A common feature I like to provide on my FileMaker list view layouts is clickable headers that sort records based on that column. Realistically, you don’t always have the luxury of being in a simple 1 table list view. In this blog, I will walk through a consistent way to dynamically sort related data in portals, using the column headers.
I would like to preface this blog by saying this is not a concept I invented. It was taught the concept from a coworker – who learned it from a blog or forum. I still believe I have broken the concept down to its simplest form and can explain the parts and how they work in a way that will easily translate to any custom FileMaker solution.
Tables and calculations
For the sake of this blog, I have set up a very straightforward demo file, made up of only two tables: Person and Company. We will sort people records inside a portal on a company layout. Inside the portal sort dialog, you don’t have the ability to sort by related tables, so you must create calculations inside the Person table. Managing the data in those calculations will manage which field and which order that the portal will use for sorting.
Looking into these four calculations will require an understanding of JSON. Also be aware that there is only a 1 word difference between SortTextAscending and SortTextDescending and the same goes for SortNumericAscending and SortNumericDescending. By providing one of each you should be able to rebuild these calculations and make the fields specific to your data. Notice that SortTextAscending and SortTextDescending take only
The main purpose of your script is to manage a single global variable that is referenced in the four sorting calculations, in this example $$PersonSort.
You will also need a simple custom function I use to point to field names rather than field values, called GetFieldNameOnly. We will use this in parameter passing and it will allow us to use the same script for every column used in sorting.
The global variable needed is a 2-key JSON object that will manage the Sort’s:
1. ”field” – The custom function points to field name only.
2. “order” – Either “Ascending” or “Descending”
The same script can be applied to every column header button. The only difference will be the parameter, which will be GetFieldName ( Table::FieldYouWantSorted ). You don’t need to specify Order in the parameter, the script will default to Ascending order, and automatically alternate on double clicks.

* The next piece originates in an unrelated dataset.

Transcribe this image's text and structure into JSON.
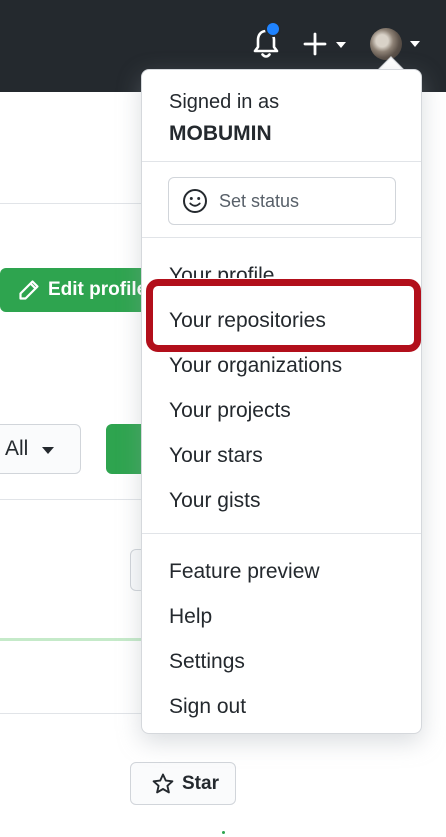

This provides a professional look and feel that is sure to please users.
So essentially, the purpose of the script is to set the 2 keys of the JSON object and the purpose of the calculations is to read the JSON object.
If you’re willing to go the extra mile, you can layer 3 different buttons with hide conditions. Buttons will need to be named and have script triggers to refresh since they are dependent on a $$GlobalVariable, but in my opinion the extra work is worth it. Sort order icons provide a totally professional look. The 3 different buttons needed will be:
1. An Up arrow for Ascending Order
2. A Down arrow for Descending Order
3. No arrow for when a different field is being sorted.
In my experience, users will either be super excited when you add a portal sort feature OR they have no reaction at all because they’re so accustomed to professional UI’s and websites that a feature like that is subconsciously expected. In either of those scenarios, it is a useful FileMaker development tool to have in your arsenal. It is a frequent situation and request, that I once struggled with until, I found some consistency in my approach. I hope this blog was helpful.